[Data about app and page elements]

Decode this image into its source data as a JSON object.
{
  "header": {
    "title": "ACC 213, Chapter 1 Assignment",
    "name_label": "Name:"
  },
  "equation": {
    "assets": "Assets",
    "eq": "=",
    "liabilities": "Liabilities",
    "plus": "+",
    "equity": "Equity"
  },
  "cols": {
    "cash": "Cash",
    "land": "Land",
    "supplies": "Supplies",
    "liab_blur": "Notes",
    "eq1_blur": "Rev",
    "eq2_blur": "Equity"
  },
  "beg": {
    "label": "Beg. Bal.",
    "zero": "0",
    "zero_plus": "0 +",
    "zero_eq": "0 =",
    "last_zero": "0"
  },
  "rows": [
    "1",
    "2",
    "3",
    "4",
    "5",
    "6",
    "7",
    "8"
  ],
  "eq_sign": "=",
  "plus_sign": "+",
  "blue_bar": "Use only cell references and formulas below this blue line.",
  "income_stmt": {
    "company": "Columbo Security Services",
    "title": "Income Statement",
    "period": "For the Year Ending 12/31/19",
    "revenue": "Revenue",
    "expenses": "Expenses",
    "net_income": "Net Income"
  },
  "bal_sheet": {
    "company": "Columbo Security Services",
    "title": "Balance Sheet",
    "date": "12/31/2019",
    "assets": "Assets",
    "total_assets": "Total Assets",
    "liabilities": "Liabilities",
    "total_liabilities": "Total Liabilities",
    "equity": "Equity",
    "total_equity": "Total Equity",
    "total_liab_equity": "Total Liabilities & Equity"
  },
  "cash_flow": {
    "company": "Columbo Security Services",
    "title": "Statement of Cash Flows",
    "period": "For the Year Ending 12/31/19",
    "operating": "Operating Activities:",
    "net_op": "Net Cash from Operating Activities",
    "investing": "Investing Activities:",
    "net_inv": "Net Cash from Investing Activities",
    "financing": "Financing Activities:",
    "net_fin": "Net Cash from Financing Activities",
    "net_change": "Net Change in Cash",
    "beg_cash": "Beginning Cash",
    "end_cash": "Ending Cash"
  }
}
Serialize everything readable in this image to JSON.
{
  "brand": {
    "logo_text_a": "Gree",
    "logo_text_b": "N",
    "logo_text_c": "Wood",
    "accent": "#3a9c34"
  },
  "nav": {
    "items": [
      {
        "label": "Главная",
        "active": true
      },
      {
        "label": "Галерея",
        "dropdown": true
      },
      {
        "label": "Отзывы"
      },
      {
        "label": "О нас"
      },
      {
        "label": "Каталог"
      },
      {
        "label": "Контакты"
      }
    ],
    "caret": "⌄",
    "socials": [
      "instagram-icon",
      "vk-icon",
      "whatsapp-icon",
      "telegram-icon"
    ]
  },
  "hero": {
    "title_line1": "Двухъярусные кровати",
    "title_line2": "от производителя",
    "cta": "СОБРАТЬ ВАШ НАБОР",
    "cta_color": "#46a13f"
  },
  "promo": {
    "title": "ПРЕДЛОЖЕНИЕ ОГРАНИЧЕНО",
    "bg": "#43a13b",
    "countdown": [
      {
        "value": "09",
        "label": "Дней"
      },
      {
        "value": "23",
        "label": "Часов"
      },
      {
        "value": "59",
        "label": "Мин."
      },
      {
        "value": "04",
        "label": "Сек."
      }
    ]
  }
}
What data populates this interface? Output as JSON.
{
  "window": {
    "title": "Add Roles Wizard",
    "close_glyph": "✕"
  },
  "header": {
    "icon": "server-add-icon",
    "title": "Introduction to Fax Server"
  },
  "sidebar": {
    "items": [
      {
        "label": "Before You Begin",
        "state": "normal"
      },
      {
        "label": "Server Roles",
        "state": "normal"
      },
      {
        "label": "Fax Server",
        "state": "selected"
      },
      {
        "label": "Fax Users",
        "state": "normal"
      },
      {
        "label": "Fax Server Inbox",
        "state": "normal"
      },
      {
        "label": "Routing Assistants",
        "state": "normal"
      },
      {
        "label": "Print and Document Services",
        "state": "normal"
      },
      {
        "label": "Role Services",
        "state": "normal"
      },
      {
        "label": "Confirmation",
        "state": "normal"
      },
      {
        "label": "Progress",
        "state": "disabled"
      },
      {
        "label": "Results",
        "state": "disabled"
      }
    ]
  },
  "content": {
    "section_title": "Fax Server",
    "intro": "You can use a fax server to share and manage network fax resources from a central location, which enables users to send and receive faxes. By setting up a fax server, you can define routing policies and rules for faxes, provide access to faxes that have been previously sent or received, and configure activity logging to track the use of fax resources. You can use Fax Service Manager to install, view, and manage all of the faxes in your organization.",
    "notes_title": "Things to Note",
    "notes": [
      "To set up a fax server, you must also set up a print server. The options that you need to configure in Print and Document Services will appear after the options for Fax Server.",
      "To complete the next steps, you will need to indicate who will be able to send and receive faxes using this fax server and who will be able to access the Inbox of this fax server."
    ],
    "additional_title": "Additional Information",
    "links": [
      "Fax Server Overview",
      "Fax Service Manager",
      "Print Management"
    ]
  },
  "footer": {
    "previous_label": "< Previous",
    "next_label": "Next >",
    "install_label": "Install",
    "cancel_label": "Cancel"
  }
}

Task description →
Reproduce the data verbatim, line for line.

Answer to this exercise →
Decode this image into its source data as a JSON object.
{
  "header": {
    "title": "ACC 213, Chapter 1 Assignment",
    "name_label": "Name:"
  },
  "equation": {
    "assets": "Assets",
    "eq": "=",
    "liabilities": "Liabilities",
    "plus": "+",
    "equity": "Equity"
  },
  "cols": {
    "cash": "Cash",
    "land": "Land",
    "supplies": "Supplies",
    "liab_blur": "Notes",
    "eq1_blur": "Rev",
    "eq2_blur": "Equity"
  },
  "beg": {
    "label": "Beg. Bal.",
    "zero": "0",
    "zero_plus": "0 +",
    "zero_eq": "0 =",
    "last_zero": "0"
  },
  "rows": [
    "1",
    "2",
    "3",
    "4",
    "5",
    "6",
    "7",
    "8"
  ],
  "eq_sign": "=",
  "plus_sign": "+",
  "blue_bar": "Use only cell references and formulas below this blue line.",
  "income_stmt": {
    "company": "Columbo Security Services",
    "title": "Income Statement",
    "period": "For the Year Ending 12/31/19",
    "revenue": "Revenue",
    "expenses": "Expenses",
    "net_income": "Net Income"
  },
  "bal_sheet": {
    "company": "Columbo Security Services",
    "title": "Balance Sheet",
    "date": "12/31/2019",
    "assets": "Assets",
    "total_assets": "Total Assets",
    "liabilities": "Liabilities",
    "total_liabilities": "Total Liabilities",
    "equity": "Equity",
    "total_equity": "Total Equity",
    "total_liab_equity": "Total Liabilities & Equity"
  },
  "cash_flow": {
    "company": "Columbo Security Services",
    "title": "Statement of Cash Flows",
    "period": "For the Year Ending 12/31/19",
    "operating": "Operating Activities:",
    "net_op": "Net Cash from Operating Activities",
    "investing": "Investing Activities:",
    "net_inv": "Net Cash from Investing Activities",
    "financing": "Financing Activities:",
    "net_fin": "Net Cash from Financing Activities",
    "net_change": "Net Change in Cash",
    "beg_cash": "Beginning Cash",
    "end_cash": "Ending Cash"
  }
}
Serialize everything readable in this image to JSON.
{
  "brand": {
    "logo_text_a": "Gree",
    "logo_text_b": "N",
    "logo_text_c": "Wood",
    "accent": "#3a9c34"
  },
  "nav": {
    "items": [
      {
        "label": "Главная",
        "active": true
      },
      {
        "label": "Галерея",
        "dropdown": true
      },
      {
        "label": "Отзывы"
      },
      {
        "label": "О нас"
      },
      {
        "label": "Каталог"
      },
      {
        "label": "Контакты"
      }
    ],
    "caret": "⌄",
    "socials": [
      "instagram-icon",
      "vk-icon",
      "whatsapp-icon",
      "telegram-icon"
    ]
  },
  "hero": {
    "title_line1": "Двухъярусные кровати",
    "title_line2": "от производителя",
    "cta": "СОБРАТЬ ВАШ НАБОР",
    "cta_color": "#46a13f"
  },
  "promo": {
    "title": "ПРЕДЛОЖЕНИЕ ОГРАНИЧЕНО",
    "bg": "#43a13b",
    "countdown": [
      {
        "value": "09",
        "label": "Дней"
      },
      {
        "value": "23",
        "label": "Часов"
      },
      {
        "value": "59",
        "label": "Мин."
      },
      {
        "value": "04",
        "label": "Сек."
      }
    ]
  }
}
What data populates this interface? Output as JSON.
{
  "window": {
    "title": "Add Roles Wizard",
    "close_glyph": "✕"
  },
  "header": {
    "icon": "server-add-icon",
    "title": "Introduction to Fax Server"
  },
  "sidebar": {
    "items": [
      {
        "label": "Before You Begin",
        "state": "normal"
      },
      {
        "label": "Server Roles",
        "state": "normal"
      },
      {
        "label": "Fax Server",
        "state": "selected"
      },
      {
        "label": "Fax Users",
        "state": "normal"
      },
      {
        "label": "Fax Server Inbox",
        "state": "normal"
      },
      {
        "label": "Routing Assistants",
        "state": "normal"
      },
      {
        "label": "Print and Document Services",
        "state": "normal"
      },
      {
        "label": "Role Services",
        "state": "normal"
      },
      {
        "label": "Confirmation",
        "state": "normal"
      },
      {
        "label": "Progress",
        "state": "disabled"
      },
      {
        "label": "Results",
        "state": "disabled"
      }
    ]
  },
  "content": {
    "section_title": "Fax Server",
    "intro": "You can use a fax server to share and manage network fax resources from a central location, which enables users to send and receive faxes. By setting up a fax server, you can define routing policies and rules for faxes, provide access to faxes that have been previously sent or received, and configure activity logging to track the use of fax resources. You can use Fax Service Manager to install, view, and manage all of the faxes in your organization.",
    "notes_title": "Things to Note",
    "notes": [
      "To set up a fax server, you must also set up a print server. The options that you need to configure in Print and Document Services will appear after the options for Fax Server.",
      "To complete the next steps, you will need to indicate who will be able to send and receive faxes using this fax server and who will be able to access the Inbox of this fax server."
    ],
    "additional_title": "Additional Information",
    "links": [
      "Fax Server Overview",
      "Fax Service Manager",
      "Print Management"
    ]
  },
  "footer": {
    "previous_label": "< Previous",
    "next_label": "Next >",
    "install_label": "Install",
    "cancel_label": "Cancel"
  }
}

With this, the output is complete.